### TASK PROMPT
Each entry needs to be repeated exactly, with nothing added or removed.

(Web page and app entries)

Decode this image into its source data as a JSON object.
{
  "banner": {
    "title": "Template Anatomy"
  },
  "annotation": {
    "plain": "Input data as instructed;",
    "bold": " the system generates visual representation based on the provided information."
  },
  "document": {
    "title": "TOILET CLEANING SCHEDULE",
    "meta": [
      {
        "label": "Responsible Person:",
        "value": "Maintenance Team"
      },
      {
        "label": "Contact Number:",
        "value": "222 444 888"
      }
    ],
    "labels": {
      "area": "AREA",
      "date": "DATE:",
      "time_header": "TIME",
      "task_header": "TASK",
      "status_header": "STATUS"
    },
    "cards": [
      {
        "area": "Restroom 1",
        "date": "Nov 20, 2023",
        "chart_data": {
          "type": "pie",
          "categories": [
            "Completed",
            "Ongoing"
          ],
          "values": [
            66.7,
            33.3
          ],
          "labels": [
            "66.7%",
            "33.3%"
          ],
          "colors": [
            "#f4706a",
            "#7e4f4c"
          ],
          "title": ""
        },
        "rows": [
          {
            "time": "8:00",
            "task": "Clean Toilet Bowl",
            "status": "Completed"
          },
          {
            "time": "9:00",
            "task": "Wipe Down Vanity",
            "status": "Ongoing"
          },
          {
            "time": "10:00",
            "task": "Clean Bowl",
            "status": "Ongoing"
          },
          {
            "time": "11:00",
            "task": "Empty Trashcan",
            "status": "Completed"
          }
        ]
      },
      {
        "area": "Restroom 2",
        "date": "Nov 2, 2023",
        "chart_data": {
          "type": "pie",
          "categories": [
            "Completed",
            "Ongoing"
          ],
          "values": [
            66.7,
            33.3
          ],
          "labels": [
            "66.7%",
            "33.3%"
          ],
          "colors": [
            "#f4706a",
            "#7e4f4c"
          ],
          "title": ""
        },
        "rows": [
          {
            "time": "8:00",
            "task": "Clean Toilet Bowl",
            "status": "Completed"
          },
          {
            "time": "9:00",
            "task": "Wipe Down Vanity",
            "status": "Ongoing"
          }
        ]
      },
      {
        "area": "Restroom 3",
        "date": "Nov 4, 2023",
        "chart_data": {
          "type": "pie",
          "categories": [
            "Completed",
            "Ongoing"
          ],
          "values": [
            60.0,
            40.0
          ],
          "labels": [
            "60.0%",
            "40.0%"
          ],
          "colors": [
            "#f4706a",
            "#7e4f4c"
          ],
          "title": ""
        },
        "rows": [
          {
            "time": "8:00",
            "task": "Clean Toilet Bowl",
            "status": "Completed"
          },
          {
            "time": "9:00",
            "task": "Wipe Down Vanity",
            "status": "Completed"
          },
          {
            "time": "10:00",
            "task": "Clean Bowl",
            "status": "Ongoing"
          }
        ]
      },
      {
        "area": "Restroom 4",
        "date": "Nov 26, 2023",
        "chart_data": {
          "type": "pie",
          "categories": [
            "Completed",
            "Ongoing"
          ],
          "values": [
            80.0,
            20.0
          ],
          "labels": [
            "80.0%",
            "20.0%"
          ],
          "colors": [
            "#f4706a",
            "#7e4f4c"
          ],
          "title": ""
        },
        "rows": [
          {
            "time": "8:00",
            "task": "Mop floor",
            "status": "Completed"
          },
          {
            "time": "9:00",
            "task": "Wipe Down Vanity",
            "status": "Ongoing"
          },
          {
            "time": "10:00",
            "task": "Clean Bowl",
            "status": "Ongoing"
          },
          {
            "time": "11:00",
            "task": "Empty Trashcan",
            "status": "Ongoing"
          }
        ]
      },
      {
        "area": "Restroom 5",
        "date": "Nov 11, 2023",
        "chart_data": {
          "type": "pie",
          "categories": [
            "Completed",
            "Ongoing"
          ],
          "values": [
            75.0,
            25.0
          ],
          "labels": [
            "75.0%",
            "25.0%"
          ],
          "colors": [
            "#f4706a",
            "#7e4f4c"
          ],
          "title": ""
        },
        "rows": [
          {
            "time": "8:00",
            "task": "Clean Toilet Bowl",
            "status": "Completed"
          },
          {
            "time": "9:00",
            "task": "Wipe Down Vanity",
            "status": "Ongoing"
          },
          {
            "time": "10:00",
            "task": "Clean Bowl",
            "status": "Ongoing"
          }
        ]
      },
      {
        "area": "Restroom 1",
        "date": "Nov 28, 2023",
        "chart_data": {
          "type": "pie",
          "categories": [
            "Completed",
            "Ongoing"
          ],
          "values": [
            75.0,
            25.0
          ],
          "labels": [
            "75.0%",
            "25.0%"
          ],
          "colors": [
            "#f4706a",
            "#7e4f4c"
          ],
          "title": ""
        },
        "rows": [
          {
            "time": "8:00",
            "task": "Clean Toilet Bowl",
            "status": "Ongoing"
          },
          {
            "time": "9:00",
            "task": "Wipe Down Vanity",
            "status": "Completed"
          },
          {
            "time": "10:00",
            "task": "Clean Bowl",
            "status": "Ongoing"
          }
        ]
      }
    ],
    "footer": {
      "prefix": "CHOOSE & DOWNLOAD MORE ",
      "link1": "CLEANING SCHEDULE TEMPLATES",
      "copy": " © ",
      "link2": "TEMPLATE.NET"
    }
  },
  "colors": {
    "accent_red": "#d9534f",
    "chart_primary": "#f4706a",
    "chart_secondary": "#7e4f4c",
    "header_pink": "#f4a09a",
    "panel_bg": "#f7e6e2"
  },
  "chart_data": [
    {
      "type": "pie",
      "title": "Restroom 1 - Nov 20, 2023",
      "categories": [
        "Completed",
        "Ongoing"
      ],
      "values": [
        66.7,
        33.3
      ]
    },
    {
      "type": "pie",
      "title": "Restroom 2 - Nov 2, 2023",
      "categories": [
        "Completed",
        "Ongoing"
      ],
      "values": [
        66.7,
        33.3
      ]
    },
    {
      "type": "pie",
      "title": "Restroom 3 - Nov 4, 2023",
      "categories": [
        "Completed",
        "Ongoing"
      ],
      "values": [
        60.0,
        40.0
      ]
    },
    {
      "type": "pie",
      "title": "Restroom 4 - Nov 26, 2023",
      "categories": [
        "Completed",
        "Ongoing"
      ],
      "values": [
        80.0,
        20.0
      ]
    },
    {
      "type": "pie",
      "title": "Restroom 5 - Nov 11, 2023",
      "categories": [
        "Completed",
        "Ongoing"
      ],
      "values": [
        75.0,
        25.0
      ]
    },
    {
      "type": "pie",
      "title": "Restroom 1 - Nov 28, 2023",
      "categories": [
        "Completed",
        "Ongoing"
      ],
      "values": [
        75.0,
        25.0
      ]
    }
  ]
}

### EXERCISE RESULT
Decode this image into its source data as a JSON object.
{
  "banner": {
    "title": "Template Anatomy"
  },
  "annotation": {
    "plain": "Input data as instructed;",
    "bold": " the system generates visual representation based on the provided information."
  },
  "document": {
    "title": "TOILET CLEANING SCHEDULE",
    "meta": [
      {
        "label": "Responsible Person:",
        "value": "Maintenance Team"
      },
      {
        "label": "Contact Number:",
        "value": "222 444 888"
      }
    ],
    "labels": {
      "area": "AREA",
      "date": "DATE:",
      "time_header": "TIME",
      "task_header": "TASK",
      "status_header": "STATUS"
    },
    "cards": [
      {
        "area": "Restroom 1",
        "date": "Nov 20, 2023",
        "chart_data": {
          "type": "pie",
          "categories": [
            "Completed",
            "Ongoing"
          ],
          "values": [
            66.7,
            33.3
          ],
          "labels": [
            "66.7%",
            "33.3%"
          ],
          "colors": [
            "#f4706a",
            "#7e4f4c"
          ],
          "title": ""
        },
        "rows": [
          {
            "time": "8:00",
            "task": "Clean Toilet Bowl",
            "status": "Completed"
          },
          {
            "time": "9:00",
            "task": "Wipe Down Vanity",
            "status": "Ongoing"
          },
          {
            "time": "10:00",
            "task": "Clean Bowl",
            "status": "Ongoing"
          },
          {
            "time": "11:00",
            "task": "Empty Trashcan",
            "status": "Completed"
          }
        ]
      },
      {
        "area": "Restroom 2",
        "date": "Nov 2, 2023",
        "chart_data": {
          "type": "pie",
          "categories": [
            "Completed",
            "Ongoing"
          ],
          "values": [
            66.7,
            33.3
          ],
          "labels": [
            "66.7%",
            "33.3%"
          ],
          "colors": [
            "#f4706a",
            "#7e4f4c"
          ],
          "title": ""
        },
        "rows": [
          {
            "time": "8:00",
            "task": "Clean Toilet Bowl",
            "status": "Completed"
          },
          {
            "time": "9:00",
            "task": "Wipe Down Vanity",
            "status": "Ongoing"
          }
        ]
      },
      {
        "area": "Restroom 3",
        "date": "Nov 4, 2023",
        "chart_data": {
          "type": "pie",
          "categories": [
            "Completed",
            "Ongoing"
          ],
          "values": [
            60.0,
            40.0
          ],
          "labels": [
            "60.0%",
            "40.0%"
          ],
          "colors": [
            "#f4706a",
            "#7e4f4c"
          ],
          "title": ""
        },
        "rows": [
          {
            "time": "8:00",
            "task": "Clean Toilet Bowl",
            "status": "Completed"
          },
          {
            "time": "9:00",
            "task": "Wipe Down Vanity",
            "status": "Completed"
          },
          {
            "time": "10:00",
            "task": "Clean Bowl",
            "status": "Ongoing"
          }
        ]
      },
      {
        "area": "Restroom 4",
        "date": "Nov 26, 2023",
        "chart_data": {
          "type": "pie",
          "categories": [
            "Completed",
            "Ongoing"
          ],
          "values": [
            80.0,
            20.0
          ],
          "labels": [
            "80.0%",
            "20.0%"
          ],
          "colors": [
            "#f4706a",
            "#7e4f4c"
          ],
          "title": ""
        },
        "rows": [
          {
            "time": "8:00",
            "task": "Mop floor",
            "status": "Completed"
          },
          {
            "time": "9:00",
            "task": "Wipe Down Vanity",
            "status": "Ongoing"
          },
          {
            "time": "10:00",
            "task": "Clean Bowl",
            "status": "Ongoing"
          },
          {
            "time": "11:00",
            "task": "Empty Trashcan",
            "status": "Ongoing"
          }
        ]
      },
      {
        "area": "Restroom 5",
        "date": "Nov 11, 2023",
        "chart_data": {
          "type": "pie",
          "categories": [
            "Completed",
            "Ongoing"
          ],
          "values": [
            75.0,
            25.0
          ],
          "labels": [
            "75.0%",
            "25.0%"
          ],
          "colors": [
            "#f4706a",
            "#7e4f4c"
          ],
          "title": ""
        },
        "rows": [
          {
            "time": "8:00",
            "task": "Clean Toilet Bowl",
            "status": "Completed"
          },
          {
            "time": "9:00",
            "task": "Wipe Down Vanity",
            "status": "Ongoing"
          },
          {
            "time": "10:00",
            "task": "Clean Bowl",
            "status": "Ongoing"
          }
        ]
      },
      {
        "area": "Restroom 1",
        "date": "Nov 28, 2023",
        "chart_data": {
          "type": "pie",
          "categories": [
            "Completed",
            "Ongoing"
          ],
          "values": [
            75.0,
            25.0
          ],
          "labels": [
            "75.0%",
            "25.0%"
          ],
          "colors": [
            "#f4706a",
            "#7e4f4c"
          ],
          "title": ""
        },
        "rows": [
          {
            "time": "8:00",
            "task": "Clean Toilet Bowl",
            "status": "Ongoing"
          },
          {
            "time": "9:00",
            "task": "Wipe Down Vanity",
            "status": "Completed"
          },
          {
            "time": "10:00",
            "task": "Clean Bowl",
            "status": "Ongoing"
          }
        ]
      }
    ],
    "footer": {
      "prefix": "CHOOSE & DOWNLOAD MORE ",
      "link1": "CLEANING SCHEDULE TEMPLATES",
      "copy": " © ",
      "link2": "TEMPLATE.NET"
    }
  },
  "colors": {
    "accent_red": "#d9534f",
    "chart_primary": "#f4706a",
    "chart_secondary": "#7e4f4c",
    "header_pink": "#f4a09a",
    "panel_bg": "#f7e6e2"
  },
  "chart_data": [
    {
      "type": "pie",
      "title": "Restroom 1 - Nov 20, 2023",
      "categories": [
        "Completed",
        "Ongoing"
      ],
      "values": [
        66.7,
        33.3
      ]
    },
    {
      "type": "pie",
      "title": "Restroom 2 - Nov 2, 2023",
      "categories": [
        "Completed",
        "Ongoing"
      ],
      "values": [
        66.7,
        33.3
      ]
    },
    {
      "type": "pie",
      "title": "Restroom 3 - Nov 4, 2023",
      "categories": [
        "Completed",
        "Ongoing"
      ],
      "values": [
        60.0,
        40.0
      ]
    },
    {
      "type": "pie",
      "title": "Restroom 4 - Nov 26, 2023",
      "categories": [
        "Completed",
        "Ongoing"
      ],
      "values": [
        80.0,
        20.0
      ]
    },
    {
      "type": "pie",
      "title": "Restroom 5 - Nov 11, 2023",
      "categories": [
        "Completed",
        "Ongoing"
      ],
      "values": [
        75.0,
        25.0
      ]
    },
    {
      "type": "pie",
      "title": "Restroom 1 - Nov 28, 2023",
      "categories": [
        "Completed",
        "Ongoing"
      ],
      "values": [
        75.0,
        25.0
      ]
    }
  ]
}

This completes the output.